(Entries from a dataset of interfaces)
-- Opening Marker --
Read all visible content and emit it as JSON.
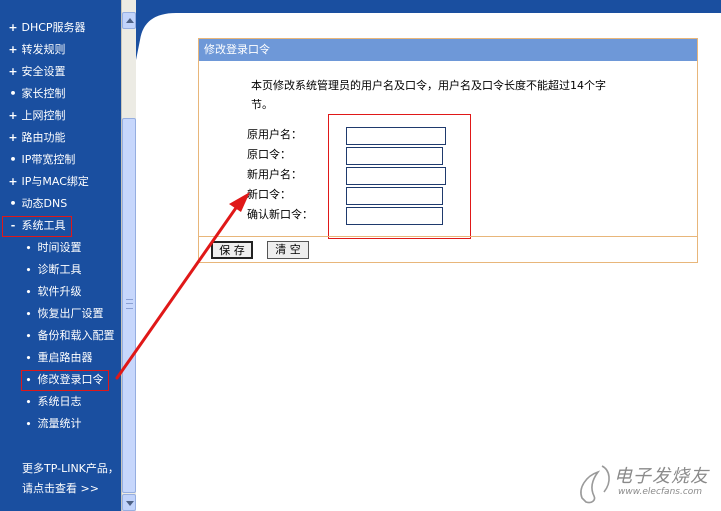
{
  "sidebar": {
    "items": [
      {
        "label": "DHCP服务器",
        "marker": "+"
      },
      {
        "label": "转发规则",
        "marker": "+"
      },
      {
        "label": "安全设置",
        "marker": "+"
      },
      {
        "label": "家长控制",
        "marker": "•"
      },
      {
        "label": "上网控制",
        "marker": "+"
      },
      {
        "label": "路由功能",
        "marker": "+"
      },
      {
        "label": "IP带宽控制",
        "marker": "•"
      },
      {
        "label": "IP与MAC绑定",
        "marker": "+"
      },
      {
        "label": "动态DNS",
        "marker": "•"
      },
      {
        "label": "系统工具",
        "marker": "-"
      }
    ],
    "sub_items": [
      {
        "label": "时间设置",
        "marker": "•"
      },
      {
        "label": "诊断工具",
        "marker": "•"
      },
      {
        "label": "软件升级",
        "marker": "•"
      },
      {
        "label": "恢复出厂设置",
        "marker": "•"
      },
      {
        "label": "备份和载入配置",
        "marker": "•"
      },
      {
        "label": "重启路由器",
        "marker": "•"
      },
      {
        "label": "修改登录口令",
        "marker": "•"
      },
      {
        "label": "系统日志",
        "marker": "•"
      },
      {
        "label": "流量统计",
        "marker": "•"
      }
    ],
    "more_line1": "更多TP-LINK产品，",
    "more_line2": "请点击查看 >>"
  },
  "panel": {
    "title": "修改登录口令",
    "intro_line1": "本页修改系统管理员的用户名及口令，用户名及口令长度不能超过14个字",
    "intro_line2": "节。",
    "fields": [
      {
        "label": "原用户名：",
        "value": ""
      },
      {
        "label": "原口令：",
        "value": ""
      },
      {
        "label": "新用户名：",
        "value": ""
      },
      {
        "label": "新口令：",
        "value": ""
      },
      {
        "label": "确认新口令：",
        "value": ""
      }
    ],
    "save_label": "保 存",
    "clear_label": "清 空"
  },
  "watermark": {
    "text": "电子发烧友",
    "url": "www.elecfans.com"
  },
  "colors": {
    "sidebar_bg": "#1a4fa0",
    "panel_header_bg": "#6e98d8",
    "panel_border": "#e8b67a",
    "highlight_red": "#e01818"
  }
}
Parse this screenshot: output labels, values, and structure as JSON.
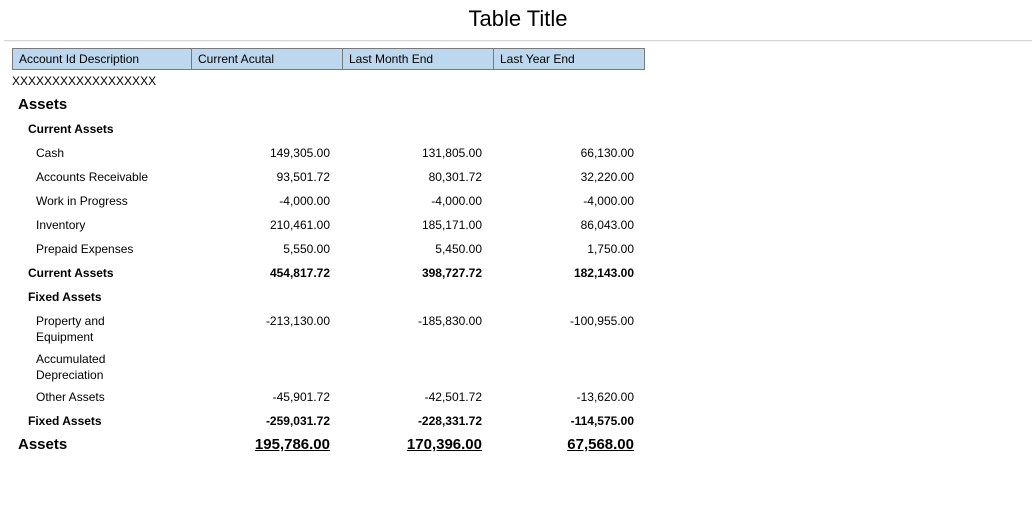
{
  "title": "Table Title",
  "headers": {
    "c1": "Account Id Description",
    "c2": "Current Acutal",
    "c3": "Last Month End",
    "c4": "Last Year End"
  },
  "placeholder_row": "XXXXXXXXXXXXXXXXXX",
  "section_title": "Assets",
  "groups": [
    {
      "title": "Current Assets",
      "rows": [
        {
          "label": "Cash",
          "c2": "149,305.00",
          "c3": "131,805.00",
          "c4": "66,130.00"
        },
        {
          "label": "Accounts Receivable",
          "c2": "93,501.72",
          "c3": "80,301.72",
          "c4": "32,220.00"
        },
        {
          "label": "Work in Progress",
          "c2": "-4,000.00",
          "c3": "-4,000.00",
          "c4": "-4,000.00"
        },
        {
          "label": "Inventory",
          "c2": "210,461.00",
          "c3": "185,171.00",
          "c4": "86,043.00"
        },
        {
          "label": "Prepaid Expenses",
          "c2": "5,550.00",
          "c3": "5,450.00",
          "c4": "1,750.00"
        }
      ],
      "subtotal": {
        "label": "Current Assets",
        "c2": "454,817.72",
        "c3": "398,727.72",
        "c4": "182,143.00"
      }
    },
    {
      "title": "Fixed Assets",
      "rows": [
        {
          "label": "Property and Equipment",
          "c2": "-213,130.00",
          "c3": "-185,830.00",
          "c4": "-100,955.00"
        },
        {
          "label": "Accumulated Depreciation",
          "c2": "",
          "c3": "",
          "c4": ""
        },
        {
          "label": "Other Assets",
          "c2": "-45,901.72",
          "c3": "-42,501.72",
          "c4": "-13,620.00"
        }
      ],
      "subtotal": {
        "label": "Fixed Assets",
        "c2": "-259,031.72",
        "c3": "-228,331.72",
        "c4": "-114,575.00"
      }
    }
  ],
  "grand_total": {
    "label": "Assets",
    "c2": "195,786.00",
    "c3": "170,396.00",
    "c4": "67,568.00"
  },
  "chart_data": {
    "type": "table",
    "title": "Table Title",
    "columns": [
      "Account Id Description",
      "Current Acutal",
      "Last Month End",
      "Last Year End"
    ],
    "rows": [
      [
        "Assets",
        null,
        null,
        null
      ],
      [
        "Current Assets",
        null,
        null,
        null
      ],
      [
        "Cash",
        149305.0,
        131805.0,
        66130.0
      ],
      [
        "Accounts Receivable",
        93501.72,
        80301.72,
        32220.0
      ],
      [
        "Work in Progress",
        -4000.0,
        -4000.0,
        -4000.0
      ],
      [
        "Inventory",
        210461.0,
        185171.0,
        86043.0
      ],
      [
        "Prepaid Expenses",
        5550.0,
        5450.0,
        1750.0
      ],
      [
        "Current Assets (subtotal)",
        454817.72,
        398727.72,
        182143.0
      ],
      [
        "Fixed Assets",
        null,
        null,
        null
      ],
      [
        "Property and Equipment",
        -213130.0,
        -185830.0,
        -100955.0
      ],
      [
        "Accumulated Depreciation",
        null,
        null,
        null
      ],
      [
        "Other Assets",
        -45901.72,
        -42501.72,
        -13620.0
      ],
      [
        "Fixed Assets (subtotal)",
        -259031.72,
        -228331.72,
        -114575.0
      ],
      [
        "Assets (total)",
        195786.0,
        170396.0,
        67568.0
      ]
    ]
  }
}
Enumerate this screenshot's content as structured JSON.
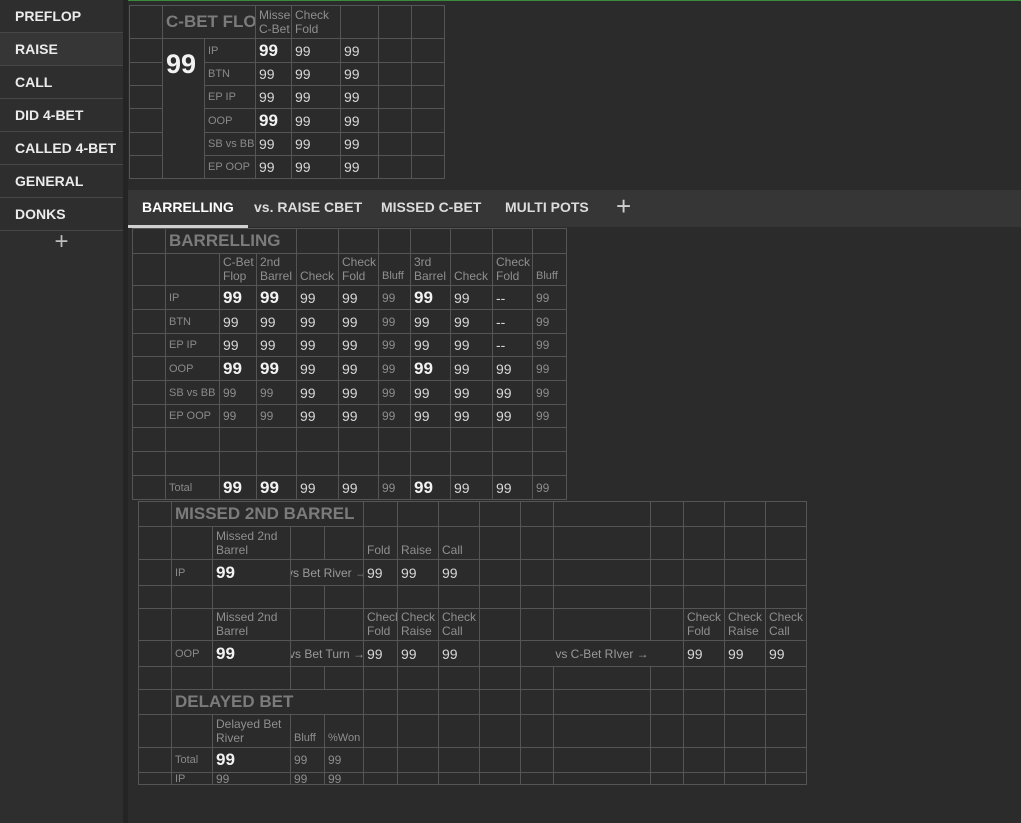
{
  "sidebar": {
    "items": [
      {
        "label": "PREFLOP"
      },
      {
        "label": "RAISE"
      },
      {
        "label": "CALL"
      },
      {
        "label": "DID 4-BET"
      },
      {
        "label": "CALLED 4-BET"
      },
      {
        "label": "GENERAL"
      },
      {
        "label": "DONKS"
      }
    ],
    "active_index": 1,
    "add_symbol": "+"
  },
  "cbet": {
    "title": "C-BET FLOP",
    "big_value": "99",
    "headers": [
      "Missed C-Bet",
      "Check Fold"
    ],
    "rows": [
      {
        "label": "IP",
        "values": [
          "99",
          "99",
          "99"
        ],
        "bold": [
          true,
          false,
          false
        ]
      },
      {
        "label": "BTN",
        "values": [
          "99",
          "99",
          "99"
        ],
        "bold": [
          false,
          false,
          false
        ]
      },
      {
        "label": "EP IP",
        "values": [
          "99",
          "99",
          "99"
        ],
        "bold": [
          false,
          false,
          false
        ]
      },
      {
        "label": "OOP",
        "values": [
          "99",
          "99",
          "99"
        ],
        "bold": [
          true,
          false,
          false
        ]
      },
      {
        "label": "SB vs BB",
        "values": [
          "99",
          "99",
          "99"
        ],
        "bold": [
          false,
          false,
          false
        ]
      },
      {
        "label": "EP OOP",
        "values": [
          "99",
          "99",
          "99"
        ],
        "bold": [
          false,
          false,
          false
        ]
      }
    ]
  },
  "tabs": {
    "items": [
      {
        "label": "BARRELLING"
      },
      {
        "label": "vs. RAISE CBET"
      },
      {
        "label": "MISSED C-BET"
      },
      {
        "label": "MULTI POTS"
      }
    ],
    "active_index": 0,
    "add_symbol": "+"
  },
  "barrelling": {
    "title": "BARRELLING",
    "headers": [
      "C-Bet Flop",
      "2nd Barrel",
      "Check",
      "Check Fold",
      "Bluff",
      "3rd Barrel",
      "Check",
      "Check Fold",
      "Bluff"
    ],
    "rows": [
      {
        "label": "IP",
        "values": [
          "99",
          "99",
          "99",
          "99",
          "99",
          "99",
          "99",
          "--",
          "99"
        ],
        "styles": [
          "vb",
          "vb",
          "v",
          "v",
          "vd",
          "vb",
          "v",
          "v",
          "vd"
        ]
      },
      {
        "label": "BTN",
        "values": [
          "99",
          "99",
          "99",
          "99",
          "99",
          "99",
          "99",
          "--",
          "99"
        ],
        "styles": [
          "v",
          "v",
          "v",
          "v",
          "vd",
          "v",
          "v",
          "v",
          "vd"
        ]
      },
      {
        "label": "EP IP",
        "values": [
          "99",
          "99",
          "99",
          "99",
          "99",
          "99",
          "99",
          "--",
          "99"
        ],
        "styles": [
          "v",
          "v",
          "v",
          "v",
          "vd",
          "v",
          "v",
          "v",
          "vd"
        ]
      },
      {
        "label": "OOP",
        "values": [
          "99",
          "99",
          "99",
          "99",
          "99",
          "99",
          "99",
          "99",
          "99"
        ],
        "styles": [
          "vb",
          "vb",
          "v",
          "v",
          "vd",
          "vb",
          "v",
          "v",
          "vd"
        ]
      },
      {
        "label": "SB vs BB",
        "values": [
          "99",
          "99",
          "99",
          "99",
          "99",
          "99",
          "99",
          "99",
          "99"
        ],
        "styles": [
          "vd",
          "vd",
          "v",
          "v",
          "vd",
          "v",
          "v",
          "v",
          "vd"
        ]
      },
      {
        "label": "EP OOP",
        "values": [
          "99",
          "99",
          "99",
          "99",
          "99",
          "99",
          "99",
          "99",
          "99"
        ],
        "styles": [
          "vd",
          "vd",
          "v",
          "v",
          "vd",
          "v",
          "v",
          "v",
          "vd"
        ]
      }
    ],
    "total": {
      "label": "Total",
      "values": [
        "99",
        "99",
        "99",
        "99",
        "99",
        "99",
        "99",
        "99",
        "99"
      ],
      "styles": [
        "vb",
        "vb",
        "v",
        "v",
        "vd",
        "vb",
        "v",
        "v",
        "vd"
      ]
    }
  },
  "missed2": {
    "title": "MISSED 2ND BARREL",
    "block_ip": {
      "header_missed": "Missed 2nd Barrel",
      "headers": [
        "Fold",
        "Raise",
        "Call"
      ],
      "label": "IP",
      "value": "99",
      "arrow": "vs Bet River →",
      "values": [
        "99",
        "99",
        "99"
      ]
    },
    "block_oop": {
      "header_missed": "Missed 2nd Barrel",
      "headers": [
        "Check Fold",
        "Check Raise",
        "Check Call"
      ],
      "headers2": [
        "Check Fold",
        "Check Raise",
        "Check Call"
      ],
      "label": "OOP",
      "value": "99",
      "arrow": "vs Bet Turn →",
      "values": [
        "99",
        "99",
        "99"
      ],
      "arrow2": "vs C-Bet RIver →",
      "values2": [
        "99",
        "99",
        "99"
      ]
    }
  },
  "delayed": {
    "title": "DELAYED BET",
    "headers": [
      "Delayed Bet River",
      "Bluff",
      "%Won"
    ],
    "rows": [
      {
        "label": "Total",
        "values": [
          "99",
          "99",
          "99"
        ]
      },
      {
        "label": "IP",
        "values": [
          "99",
          "99",
          "99"
        ]
      }
    ]
  }
}
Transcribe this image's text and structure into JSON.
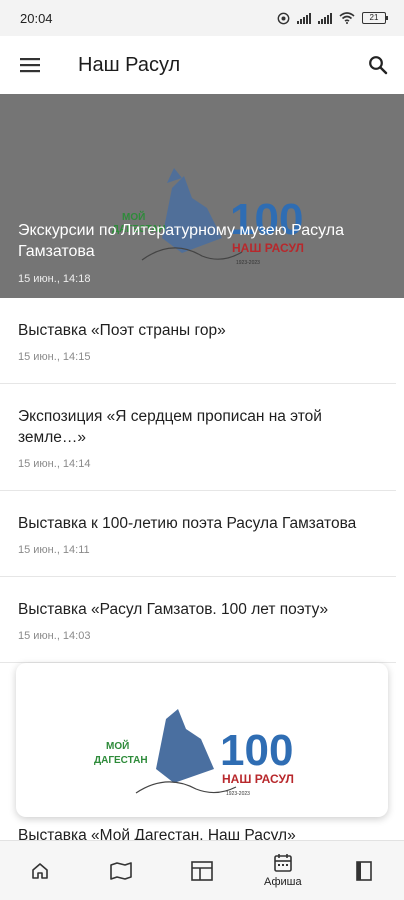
{
  "status_bar": {
    "time": "20:04",
    "battery": "21"
  },
  "app_bar": {
    "title": "Наш Расул",
    "menu_icon": "hamburger-menu-icon",
    "search_icon": "search-icon"
  },
  "hero": {
    "title": "Экскурсии по Литературному музею Расула Гамзатова",
    "date": "15 июн., 14:18",
    "logo": {
      "left_text": [
        "МОЙ",
        "ДАГЕСТАН"
      ],
      "number": "100",
      "subtitle": "НАШ РАСУЛ",
      "years": "1923-2023"
    }
  },
  "news": [
    {
      "title": "Выставка «Поэт страны гор»",
      "date": "15 июн., 14:15"
    },
    {
      "title": "Экспозиция «Я сердцем прописан на этой земле…»",
      "date": "15 июн., 14:14"
    },
    {
      "title": "Выставка к 100-летию поэта Расула Гамзатова",
      "date": "15 июн., 14:11"
    },
    {
      "title": "Выставка «Расул Гамзатов. 100 лет поэту»",
      "date": "15 июн., 14:03"
    }
  ],
  "card": {
    "logo": {
      "left_text": [
        "МОЙ",
        "ДАГЕСТАН"
      ],
      "number": "100",
      "subtitle": "НАШ РАСУЛ",
      "years": "1923-2023"
    },
    "caption": "Выставка «Мой Дагестан. Наш Расул»"
  },
  "bottom_nav": [
    {
      "icon": "home-icon",
      "label": ""
    },
    {
      "icon": "map-icon",
      "label": ""
    },
    {
      "icon": "layout-icon",
      "label": ""
    },
    {
      "icon": "calendar-icon",
      "label": "Афиша"
    },
    {
      "icon": "book-icon",
      "label": ""
    }
  ],
  "colors": {
    "hero_overlay": "#757575",
    "logo_green": "#2e8b3a",
    "logo_blue": "#1f5fa8",
    "logo_red": "#c0262b"
  }
}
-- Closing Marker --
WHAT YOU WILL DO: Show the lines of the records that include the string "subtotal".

WRITTEN SOLUTION:
      "subtotal": {
      "subtotal": {
        "Current Assets (subtotal)",
        "Fixed Assets (subtotal)",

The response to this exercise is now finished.